_WHAT YOU SHOULD DO_: From the first entry to the last, repeat them all exactly.
- - -
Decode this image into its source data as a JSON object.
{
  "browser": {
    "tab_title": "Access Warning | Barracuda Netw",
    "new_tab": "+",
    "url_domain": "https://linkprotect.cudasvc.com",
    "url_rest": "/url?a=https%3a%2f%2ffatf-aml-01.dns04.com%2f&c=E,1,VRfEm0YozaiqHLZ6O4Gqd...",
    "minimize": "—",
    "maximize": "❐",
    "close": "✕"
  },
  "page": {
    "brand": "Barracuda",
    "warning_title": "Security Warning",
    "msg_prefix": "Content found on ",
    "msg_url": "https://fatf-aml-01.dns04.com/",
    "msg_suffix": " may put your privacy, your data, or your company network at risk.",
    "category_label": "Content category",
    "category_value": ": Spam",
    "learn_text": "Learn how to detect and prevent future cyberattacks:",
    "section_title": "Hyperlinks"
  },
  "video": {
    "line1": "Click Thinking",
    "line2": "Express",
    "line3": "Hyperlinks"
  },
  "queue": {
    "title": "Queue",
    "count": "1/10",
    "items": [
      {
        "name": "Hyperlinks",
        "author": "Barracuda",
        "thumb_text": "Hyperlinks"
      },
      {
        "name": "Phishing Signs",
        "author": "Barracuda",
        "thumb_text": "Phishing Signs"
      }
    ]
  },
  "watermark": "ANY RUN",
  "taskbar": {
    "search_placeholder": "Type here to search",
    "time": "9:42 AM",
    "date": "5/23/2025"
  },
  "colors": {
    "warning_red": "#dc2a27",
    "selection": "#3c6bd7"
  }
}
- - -
_EXERCISE RESULT_:
Decode this image into its source data as a JSON object.
{
  "browser": {
    "tab_title": "Access Warning | Barracuda Netw",
    "new_tab": "+",
    "url_domain": "https://linkprotect.cudasvc.com",
    "url_rest": "/url?a=https%3a%2f%2ffatf-aml-01.dns04.com%2f&c=E,1,VRfEm0YozaiqHLZ6O4Gqd...",
    "minimize": "—",
    "maximize": "❐",
    "close": "✕"
  },
  "page": {
    "brand": "Barracuda",
    "warning_title": "Security Warning",
    "msg_prefix": "Content found on ",
    "msg_url": "https://fatf-aml-01.dns04.com/",
    "msg_suffix": " may put your privacy, your data, or your company network at risk.",
    "category_label": "Content category",
    "category_value": ": Spam",
    "learn_text": "Learn how to detect and prevent future cyberattacks:",
    "section_title": "Hyperlinks"
  },
  "video": {
    "line1": "Click Thinking",
    "line2": "Express",
    "line3": "Hyperlinks"
  },
  "queue": {
    "title": "Queue",
    "count": "1/10",
    "items": [
      {
        "name": "Hyperlinks",
        "author": "Barracuda",
        "thumb_text": "Hyperlinks"
      },
      {
        "name": "Phishing Signs",
        "author": "Barracuda",
        "thumb_text": "Phishing Signs"
      }
    ]
  },
  "watermark": "ANY RUN",
  "taskbar": {
    "search_placeholder": "Type here to search",
    "time": "9:42 AM",
    "date": "5/23/2025"
  },
  "colors": {
    "warning_red": "#dc2a27",
    "selection": "#3c6bd7"
  }
}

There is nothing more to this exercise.